# ASSIGNMENT
Go through the entries below and return every line that contains "Remediate".

= = = = = = =

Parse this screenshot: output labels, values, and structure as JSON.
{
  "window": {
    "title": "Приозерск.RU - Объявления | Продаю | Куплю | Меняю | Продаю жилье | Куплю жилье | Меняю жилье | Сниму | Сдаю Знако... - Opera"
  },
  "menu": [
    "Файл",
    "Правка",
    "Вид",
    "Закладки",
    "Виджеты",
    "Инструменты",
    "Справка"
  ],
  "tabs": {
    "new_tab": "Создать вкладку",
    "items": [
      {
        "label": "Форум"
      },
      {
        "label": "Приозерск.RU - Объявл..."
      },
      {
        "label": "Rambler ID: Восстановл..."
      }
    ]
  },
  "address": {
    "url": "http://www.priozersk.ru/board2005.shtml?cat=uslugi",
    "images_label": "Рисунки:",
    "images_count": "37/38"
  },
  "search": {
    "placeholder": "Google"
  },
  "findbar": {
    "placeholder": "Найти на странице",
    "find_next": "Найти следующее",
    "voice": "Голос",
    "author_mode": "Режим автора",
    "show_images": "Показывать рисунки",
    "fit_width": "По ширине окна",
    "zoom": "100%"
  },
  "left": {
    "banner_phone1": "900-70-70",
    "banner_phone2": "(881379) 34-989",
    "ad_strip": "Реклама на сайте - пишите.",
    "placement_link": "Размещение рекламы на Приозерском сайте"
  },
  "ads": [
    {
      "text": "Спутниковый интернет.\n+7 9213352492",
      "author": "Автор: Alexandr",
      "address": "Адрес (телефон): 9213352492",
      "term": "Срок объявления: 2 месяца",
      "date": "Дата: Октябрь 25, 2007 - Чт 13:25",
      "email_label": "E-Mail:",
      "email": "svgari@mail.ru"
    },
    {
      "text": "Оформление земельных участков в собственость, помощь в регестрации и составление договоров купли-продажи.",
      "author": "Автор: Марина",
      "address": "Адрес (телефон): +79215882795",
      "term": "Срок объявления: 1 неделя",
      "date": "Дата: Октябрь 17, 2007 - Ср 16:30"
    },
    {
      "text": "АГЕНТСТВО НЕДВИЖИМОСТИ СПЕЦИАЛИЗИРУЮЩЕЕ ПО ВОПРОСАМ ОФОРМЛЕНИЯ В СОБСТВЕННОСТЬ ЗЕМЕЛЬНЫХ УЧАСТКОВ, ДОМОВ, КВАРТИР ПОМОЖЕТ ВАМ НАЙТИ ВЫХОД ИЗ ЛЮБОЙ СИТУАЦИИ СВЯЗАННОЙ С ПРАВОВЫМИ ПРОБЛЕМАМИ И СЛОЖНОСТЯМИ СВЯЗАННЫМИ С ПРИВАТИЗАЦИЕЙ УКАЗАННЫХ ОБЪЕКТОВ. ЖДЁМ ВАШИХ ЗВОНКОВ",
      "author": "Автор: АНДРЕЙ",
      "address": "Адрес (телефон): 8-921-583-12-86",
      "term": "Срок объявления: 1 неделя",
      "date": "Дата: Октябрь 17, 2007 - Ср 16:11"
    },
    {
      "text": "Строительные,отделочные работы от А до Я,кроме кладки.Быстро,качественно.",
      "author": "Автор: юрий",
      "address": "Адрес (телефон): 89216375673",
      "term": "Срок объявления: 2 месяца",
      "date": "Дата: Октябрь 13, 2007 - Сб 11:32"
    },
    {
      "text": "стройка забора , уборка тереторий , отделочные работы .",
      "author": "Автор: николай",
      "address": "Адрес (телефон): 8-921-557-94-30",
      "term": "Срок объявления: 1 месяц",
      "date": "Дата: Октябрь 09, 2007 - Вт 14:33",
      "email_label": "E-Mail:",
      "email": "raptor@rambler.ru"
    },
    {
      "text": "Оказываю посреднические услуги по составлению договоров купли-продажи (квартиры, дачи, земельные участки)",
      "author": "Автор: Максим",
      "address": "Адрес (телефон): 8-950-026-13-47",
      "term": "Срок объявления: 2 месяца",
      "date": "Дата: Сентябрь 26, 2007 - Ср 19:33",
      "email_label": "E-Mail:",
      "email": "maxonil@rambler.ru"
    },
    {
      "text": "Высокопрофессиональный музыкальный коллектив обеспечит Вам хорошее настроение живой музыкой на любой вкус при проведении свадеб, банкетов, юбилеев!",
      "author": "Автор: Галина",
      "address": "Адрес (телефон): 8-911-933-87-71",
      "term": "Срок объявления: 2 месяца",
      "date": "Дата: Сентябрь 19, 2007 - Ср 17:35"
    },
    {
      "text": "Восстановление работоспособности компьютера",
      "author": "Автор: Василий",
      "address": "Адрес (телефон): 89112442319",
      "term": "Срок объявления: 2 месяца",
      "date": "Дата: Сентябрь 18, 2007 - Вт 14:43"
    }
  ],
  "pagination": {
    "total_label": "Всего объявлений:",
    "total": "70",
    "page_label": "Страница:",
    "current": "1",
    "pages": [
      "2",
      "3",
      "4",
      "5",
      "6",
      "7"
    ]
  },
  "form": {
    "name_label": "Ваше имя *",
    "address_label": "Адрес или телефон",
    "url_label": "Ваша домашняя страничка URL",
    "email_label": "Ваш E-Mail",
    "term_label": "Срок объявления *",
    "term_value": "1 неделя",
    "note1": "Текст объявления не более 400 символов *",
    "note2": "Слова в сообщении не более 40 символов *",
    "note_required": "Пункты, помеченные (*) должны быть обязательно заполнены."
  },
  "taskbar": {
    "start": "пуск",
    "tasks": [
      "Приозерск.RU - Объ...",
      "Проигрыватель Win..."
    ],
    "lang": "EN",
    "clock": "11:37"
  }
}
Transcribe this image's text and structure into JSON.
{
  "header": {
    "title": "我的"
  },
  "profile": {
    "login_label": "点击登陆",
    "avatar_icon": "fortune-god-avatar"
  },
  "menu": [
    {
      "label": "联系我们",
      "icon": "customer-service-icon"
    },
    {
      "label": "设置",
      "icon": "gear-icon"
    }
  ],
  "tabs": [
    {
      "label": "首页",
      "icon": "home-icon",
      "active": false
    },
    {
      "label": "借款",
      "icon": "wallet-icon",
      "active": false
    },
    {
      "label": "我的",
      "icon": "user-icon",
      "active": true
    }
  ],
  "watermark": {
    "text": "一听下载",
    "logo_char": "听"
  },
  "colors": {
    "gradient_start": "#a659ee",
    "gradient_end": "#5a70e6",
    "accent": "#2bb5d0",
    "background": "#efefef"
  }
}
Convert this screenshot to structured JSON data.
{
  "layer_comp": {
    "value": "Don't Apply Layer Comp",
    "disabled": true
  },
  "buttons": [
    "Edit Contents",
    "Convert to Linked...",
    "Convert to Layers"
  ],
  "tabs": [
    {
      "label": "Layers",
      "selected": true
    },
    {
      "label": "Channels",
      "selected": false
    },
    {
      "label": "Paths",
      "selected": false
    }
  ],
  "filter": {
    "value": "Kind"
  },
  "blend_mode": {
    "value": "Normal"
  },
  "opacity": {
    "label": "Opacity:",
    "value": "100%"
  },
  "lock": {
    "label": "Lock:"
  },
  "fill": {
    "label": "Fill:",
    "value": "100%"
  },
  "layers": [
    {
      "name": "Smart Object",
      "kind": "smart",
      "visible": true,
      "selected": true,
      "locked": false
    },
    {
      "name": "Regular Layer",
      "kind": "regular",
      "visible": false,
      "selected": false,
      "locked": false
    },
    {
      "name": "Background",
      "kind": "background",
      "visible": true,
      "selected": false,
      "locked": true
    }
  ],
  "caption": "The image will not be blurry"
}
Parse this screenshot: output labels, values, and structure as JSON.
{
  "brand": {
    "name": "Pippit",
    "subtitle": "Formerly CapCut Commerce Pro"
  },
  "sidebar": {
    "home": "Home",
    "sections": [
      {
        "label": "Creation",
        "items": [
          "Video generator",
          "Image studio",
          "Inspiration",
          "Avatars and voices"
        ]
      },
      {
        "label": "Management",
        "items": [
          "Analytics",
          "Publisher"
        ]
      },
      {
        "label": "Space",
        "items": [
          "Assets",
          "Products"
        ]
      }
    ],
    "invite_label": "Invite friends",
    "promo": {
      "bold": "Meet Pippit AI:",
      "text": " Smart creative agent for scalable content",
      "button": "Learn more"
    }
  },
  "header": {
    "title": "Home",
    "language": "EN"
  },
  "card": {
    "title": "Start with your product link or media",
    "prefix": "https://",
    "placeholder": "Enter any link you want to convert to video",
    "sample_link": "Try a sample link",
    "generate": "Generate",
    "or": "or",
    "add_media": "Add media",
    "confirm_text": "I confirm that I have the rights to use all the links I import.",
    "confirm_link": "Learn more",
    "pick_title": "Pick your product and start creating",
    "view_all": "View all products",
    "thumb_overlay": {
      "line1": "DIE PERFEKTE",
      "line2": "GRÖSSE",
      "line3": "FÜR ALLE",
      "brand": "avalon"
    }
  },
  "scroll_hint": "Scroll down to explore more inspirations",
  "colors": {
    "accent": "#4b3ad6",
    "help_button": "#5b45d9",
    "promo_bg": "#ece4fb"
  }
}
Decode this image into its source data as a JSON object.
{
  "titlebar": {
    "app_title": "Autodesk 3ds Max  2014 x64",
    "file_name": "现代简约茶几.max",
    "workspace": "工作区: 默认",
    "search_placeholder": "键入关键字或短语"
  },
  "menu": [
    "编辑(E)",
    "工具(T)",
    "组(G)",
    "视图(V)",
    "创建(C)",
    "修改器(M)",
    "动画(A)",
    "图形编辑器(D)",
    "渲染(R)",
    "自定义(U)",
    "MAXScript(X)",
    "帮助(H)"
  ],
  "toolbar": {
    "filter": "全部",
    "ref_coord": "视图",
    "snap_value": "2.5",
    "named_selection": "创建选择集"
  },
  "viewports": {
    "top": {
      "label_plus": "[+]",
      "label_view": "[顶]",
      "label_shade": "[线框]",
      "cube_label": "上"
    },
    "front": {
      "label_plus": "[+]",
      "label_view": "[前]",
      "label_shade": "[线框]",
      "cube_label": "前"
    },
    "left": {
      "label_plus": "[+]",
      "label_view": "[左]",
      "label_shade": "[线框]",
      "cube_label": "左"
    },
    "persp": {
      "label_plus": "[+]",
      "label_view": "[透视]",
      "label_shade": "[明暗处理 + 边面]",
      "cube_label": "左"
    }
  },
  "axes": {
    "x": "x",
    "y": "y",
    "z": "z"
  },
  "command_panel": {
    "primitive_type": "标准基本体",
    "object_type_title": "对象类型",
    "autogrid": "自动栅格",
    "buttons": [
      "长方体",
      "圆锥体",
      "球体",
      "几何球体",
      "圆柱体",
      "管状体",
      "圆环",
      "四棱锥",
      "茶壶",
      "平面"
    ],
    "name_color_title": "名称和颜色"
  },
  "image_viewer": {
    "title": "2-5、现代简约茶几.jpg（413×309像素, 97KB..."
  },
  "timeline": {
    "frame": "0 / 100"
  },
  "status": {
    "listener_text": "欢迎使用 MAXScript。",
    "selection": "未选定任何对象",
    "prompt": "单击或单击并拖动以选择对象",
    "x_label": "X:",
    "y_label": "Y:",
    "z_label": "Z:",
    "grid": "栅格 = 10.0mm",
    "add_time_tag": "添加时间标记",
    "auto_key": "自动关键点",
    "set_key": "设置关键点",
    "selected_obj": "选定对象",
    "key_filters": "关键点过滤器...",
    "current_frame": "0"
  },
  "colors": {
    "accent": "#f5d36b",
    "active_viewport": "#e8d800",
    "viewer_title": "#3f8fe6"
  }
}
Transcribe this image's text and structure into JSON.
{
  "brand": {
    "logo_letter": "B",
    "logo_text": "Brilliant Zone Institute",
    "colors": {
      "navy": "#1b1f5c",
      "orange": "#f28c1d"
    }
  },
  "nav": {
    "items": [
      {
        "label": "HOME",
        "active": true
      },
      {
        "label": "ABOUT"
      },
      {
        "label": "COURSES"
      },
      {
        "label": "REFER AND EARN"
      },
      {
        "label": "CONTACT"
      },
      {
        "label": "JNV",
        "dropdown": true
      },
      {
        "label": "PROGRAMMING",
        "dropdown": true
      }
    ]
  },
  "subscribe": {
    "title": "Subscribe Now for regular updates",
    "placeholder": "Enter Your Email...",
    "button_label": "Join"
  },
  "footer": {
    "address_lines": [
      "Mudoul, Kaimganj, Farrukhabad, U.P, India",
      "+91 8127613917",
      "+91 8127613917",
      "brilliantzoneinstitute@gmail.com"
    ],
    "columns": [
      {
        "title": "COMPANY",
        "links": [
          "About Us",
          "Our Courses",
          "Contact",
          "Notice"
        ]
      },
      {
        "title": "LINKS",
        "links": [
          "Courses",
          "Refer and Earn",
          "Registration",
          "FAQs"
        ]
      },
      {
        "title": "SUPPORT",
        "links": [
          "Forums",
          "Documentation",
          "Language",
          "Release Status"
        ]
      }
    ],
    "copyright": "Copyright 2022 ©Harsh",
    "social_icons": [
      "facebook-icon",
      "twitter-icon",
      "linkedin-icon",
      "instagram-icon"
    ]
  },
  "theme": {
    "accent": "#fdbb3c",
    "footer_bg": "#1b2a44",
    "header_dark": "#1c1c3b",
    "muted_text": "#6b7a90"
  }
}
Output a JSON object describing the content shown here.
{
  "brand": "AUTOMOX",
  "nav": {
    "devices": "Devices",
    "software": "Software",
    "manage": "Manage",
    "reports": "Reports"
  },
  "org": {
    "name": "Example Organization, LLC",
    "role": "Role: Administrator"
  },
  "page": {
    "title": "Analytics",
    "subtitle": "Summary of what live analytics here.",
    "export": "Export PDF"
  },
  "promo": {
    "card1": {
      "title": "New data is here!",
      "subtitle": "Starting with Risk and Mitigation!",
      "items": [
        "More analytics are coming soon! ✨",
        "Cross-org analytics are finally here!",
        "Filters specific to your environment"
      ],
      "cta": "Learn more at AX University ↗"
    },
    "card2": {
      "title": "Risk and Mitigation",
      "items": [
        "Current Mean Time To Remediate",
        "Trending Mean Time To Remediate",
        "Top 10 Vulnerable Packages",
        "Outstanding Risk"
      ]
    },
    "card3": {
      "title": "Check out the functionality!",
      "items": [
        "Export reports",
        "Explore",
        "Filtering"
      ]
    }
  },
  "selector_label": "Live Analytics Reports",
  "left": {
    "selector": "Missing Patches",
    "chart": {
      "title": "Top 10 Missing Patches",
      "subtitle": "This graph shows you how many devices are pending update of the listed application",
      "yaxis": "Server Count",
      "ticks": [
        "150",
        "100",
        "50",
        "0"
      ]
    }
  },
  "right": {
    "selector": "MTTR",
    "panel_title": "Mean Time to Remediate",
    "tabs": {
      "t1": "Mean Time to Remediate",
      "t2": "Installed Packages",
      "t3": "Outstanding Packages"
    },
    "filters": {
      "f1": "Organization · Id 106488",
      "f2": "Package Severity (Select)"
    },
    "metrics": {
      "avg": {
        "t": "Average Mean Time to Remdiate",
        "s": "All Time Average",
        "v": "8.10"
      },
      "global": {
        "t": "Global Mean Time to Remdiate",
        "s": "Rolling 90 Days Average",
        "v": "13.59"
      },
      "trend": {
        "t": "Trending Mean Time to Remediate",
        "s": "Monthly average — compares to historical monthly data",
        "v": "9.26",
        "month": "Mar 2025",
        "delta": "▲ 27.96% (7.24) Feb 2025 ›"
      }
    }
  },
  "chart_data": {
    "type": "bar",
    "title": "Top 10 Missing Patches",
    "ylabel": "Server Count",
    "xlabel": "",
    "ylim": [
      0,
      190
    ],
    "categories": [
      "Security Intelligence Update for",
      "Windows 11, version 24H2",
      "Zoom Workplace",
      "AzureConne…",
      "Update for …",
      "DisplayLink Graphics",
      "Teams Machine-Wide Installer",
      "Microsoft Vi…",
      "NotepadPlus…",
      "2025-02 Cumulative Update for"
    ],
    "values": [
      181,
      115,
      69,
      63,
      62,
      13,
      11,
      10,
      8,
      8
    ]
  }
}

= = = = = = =

# REPLY TO THE EXERCISE
        "Current Mean Time To Remediate",
        "Trending Mean Time To Remediate",
    "panel_title": "Mean Time to Remediate",
      "t1": "Mean Time to Remediate",
        "t": "Trending Mean Time to Remediate",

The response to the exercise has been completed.